### Supplied data
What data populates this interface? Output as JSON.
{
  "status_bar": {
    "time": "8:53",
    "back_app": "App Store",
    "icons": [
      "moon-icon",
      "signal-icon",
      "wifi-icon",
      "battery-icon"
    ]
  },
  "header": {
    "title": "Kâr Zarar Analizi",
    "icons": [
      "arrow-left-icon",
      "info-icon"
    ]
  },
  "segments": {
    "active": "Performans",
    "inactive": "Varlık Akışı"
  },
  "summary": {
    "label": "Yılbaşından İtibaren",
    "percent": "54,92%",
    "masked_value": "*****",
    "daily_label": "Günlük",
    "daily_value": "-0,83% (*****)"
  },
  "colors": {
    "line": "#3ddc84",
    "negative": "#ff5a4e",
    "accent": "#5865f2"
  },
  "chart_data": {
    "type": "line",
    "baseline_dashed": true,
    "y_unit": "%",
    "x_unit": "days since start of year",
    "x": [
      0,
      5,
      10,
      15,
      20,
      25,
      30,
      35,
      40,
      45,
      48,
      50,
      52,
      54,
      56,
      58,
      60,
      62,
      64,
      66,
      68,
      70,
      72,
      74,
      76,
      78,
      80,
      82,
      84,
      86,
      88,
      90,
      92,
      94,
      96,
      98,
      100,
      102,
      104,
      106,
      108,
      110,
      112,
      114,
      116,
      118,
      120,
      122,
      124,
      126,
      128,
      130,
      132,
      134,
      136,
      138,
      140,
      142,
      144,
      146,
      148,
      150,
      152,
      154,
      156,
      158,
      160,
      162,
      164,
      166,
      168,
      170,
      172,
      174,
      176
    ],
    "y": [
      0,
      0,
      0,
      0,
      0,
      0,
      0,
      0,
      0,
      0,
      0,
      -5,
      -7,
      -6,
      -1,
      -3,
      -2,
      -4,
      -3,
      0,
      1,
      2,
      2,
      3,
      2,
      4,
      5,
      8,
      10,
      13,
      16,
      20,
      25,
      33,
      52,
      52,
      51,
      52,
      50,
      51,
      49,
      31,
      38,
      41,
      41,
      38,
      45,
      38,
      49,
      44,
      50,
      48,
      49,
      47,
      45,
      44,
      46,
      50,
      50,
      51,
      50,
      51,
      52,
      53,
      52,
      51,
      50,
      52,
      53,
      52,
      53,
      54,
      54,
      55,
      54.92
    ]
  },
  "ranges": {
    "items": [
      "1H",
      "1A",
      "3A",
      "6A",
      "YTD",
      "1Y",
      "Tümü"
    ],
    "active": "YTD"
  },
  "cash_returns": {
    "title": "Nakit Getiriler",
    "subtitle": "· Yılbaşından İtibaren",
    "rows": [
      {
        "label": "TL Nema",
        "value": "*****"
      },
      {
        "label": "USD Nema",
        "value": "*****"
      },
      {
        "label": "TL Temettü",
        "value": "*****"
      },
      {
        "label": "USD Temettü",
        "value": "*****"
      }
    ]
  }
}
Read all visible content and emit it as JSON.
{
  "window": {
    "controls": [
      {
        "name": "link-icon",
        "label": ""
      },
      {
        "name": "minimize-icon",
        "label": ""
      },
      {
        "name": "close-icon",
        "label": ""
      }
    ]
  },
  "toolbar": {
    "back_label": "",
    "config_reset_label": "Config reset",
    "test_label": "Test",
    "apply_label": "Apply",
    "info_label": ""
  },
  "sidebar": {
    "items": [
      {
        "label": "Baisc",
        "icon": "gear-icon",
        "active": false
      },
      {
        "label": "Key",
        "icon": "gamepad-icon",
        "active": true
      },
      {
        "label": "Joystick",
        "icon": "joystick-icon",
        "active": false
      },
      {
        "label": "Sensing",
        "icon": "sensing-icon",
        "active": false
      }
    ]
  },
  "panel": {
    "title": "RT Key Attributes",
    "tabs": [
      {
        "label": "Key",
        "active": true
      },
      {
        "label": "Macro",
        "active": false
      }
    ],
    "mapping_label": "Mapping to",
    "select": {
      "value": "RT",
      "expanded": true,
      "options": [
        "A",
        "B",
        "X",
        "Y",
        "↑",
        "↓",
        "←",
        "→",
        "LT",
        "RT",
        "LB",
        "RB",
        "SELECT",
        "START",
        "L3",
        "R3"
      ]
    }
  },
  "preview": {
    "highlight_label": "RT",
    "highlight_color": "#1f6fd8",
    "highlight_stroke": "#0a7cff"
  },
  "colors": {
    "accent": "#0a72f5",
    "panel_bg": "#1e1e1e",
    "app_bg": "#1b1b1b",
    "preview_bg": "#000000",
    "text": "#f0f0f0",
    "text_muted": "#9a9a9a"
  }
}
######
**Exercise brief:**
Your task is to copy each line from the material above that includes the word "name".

**Expected answer:**
        "name": "link-icon",
        "name": "minimize-icon",
        "name": "close-icon",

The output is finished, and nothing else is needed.